Put simply, Verizon's lawsuit illustrates why, as I testified before the U.S. House of Representatives Commerce Committee in March, it is time to change the law to establish a national video franchise regime, one that treats telephone companies and incumbent cable television operators alike in all respects. In a competitive environment, there is no sound reason why either cable operators or other video providers such as Verizon should remain subject to local franchise reqirements. This regime would still protect the localities' interest in establishing reasonable regulations and cost recovery mechanisms to govern the providers' use of local rights-of-ways. But a national franchise regime would prevent localities from holding up new entry into the video marketplace while they try to extract maximum concessions from franchise applicants. A bill establishing such a national franchise regime passed the House of Representatives in June and awaits Senate action.

It is unclear whether federal legislation will pass this year removing the county's local franchising roadblock to the speedier introduction of competition. It really shouldn't have to matter. Montgomery County citizens should not have to wait any longer for additional video and communications competition. The county should quickly get on with the process of granting Verizon permission to enter the market. More competition means consumers benefit from lower prices and better quality of serivice. This simple proposition should not be that hard for the Montgomery County government to grasp.

Saturday, July 08, 2006

PSC Firings On Hold

The Washington Post reports that yesterday Maryland's highest court issued an injunction halting, at least for now, the Maryland General Assembly's sacking of all of the Maryland Public Service Commission members. As I explained in testimony presented at Governor Robert Ehrlich's veto hearing and here as well, this unprecedented action encourages the notion that the regulatory and legal environment is highly unstable and unpredictable. It also violates fundamental separation of powers principles that protect all citizens against aggrandizement of legislative power at the expense of the chief executive's appointment and removal authority.

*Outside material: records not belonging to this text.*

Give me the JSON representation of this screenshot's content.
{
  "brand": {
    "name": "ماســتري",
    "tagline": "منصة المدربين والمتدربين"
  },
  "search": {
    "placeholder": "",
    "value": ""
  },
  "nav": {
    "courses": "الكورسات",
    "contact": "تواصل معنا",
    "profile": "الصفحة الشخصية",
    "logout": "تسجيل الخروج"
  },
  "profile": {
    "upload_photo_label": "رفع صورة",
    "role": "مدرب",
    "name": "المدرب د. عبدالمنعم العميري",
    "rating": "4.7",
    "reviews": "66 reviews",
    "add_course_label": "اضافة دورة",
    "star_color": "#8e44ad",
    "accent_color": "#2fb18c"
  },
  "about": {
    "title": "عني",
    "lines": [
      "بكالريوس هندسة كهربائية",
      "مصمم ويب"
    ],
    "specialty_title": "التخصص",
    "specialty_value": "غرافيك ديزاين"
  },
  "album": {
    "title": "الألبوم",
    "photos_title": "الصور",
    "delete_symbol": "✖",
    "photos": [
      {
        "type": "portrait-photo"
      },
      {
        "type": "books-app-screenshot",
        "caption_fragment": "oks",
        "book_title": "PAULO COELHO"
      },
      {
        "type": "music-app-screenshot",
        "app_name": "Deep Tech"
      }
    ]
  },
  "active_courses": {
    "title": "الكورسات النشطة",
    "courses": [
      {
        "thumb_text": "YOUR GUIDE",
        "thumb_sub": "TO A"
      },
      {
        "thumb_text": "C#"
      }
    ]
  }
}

The court's injunction hopefully signals that it is prepared to take seriously these arguments that go to the heart of both sound regulation and, more broadly, sound governance. Rest assured that, in anything but the most short-term sense, consumers will not be better off in a regulatory regime in which utilities, or any business for that matter, are put at risk of not being allowed to recover their investment and the cost of providing service just because the legislature disagrees with a regulatory action. And rest assured as well that all of Maryland's citizens will not be well served when accepted principles of separation of powers among the government's branches are ignored.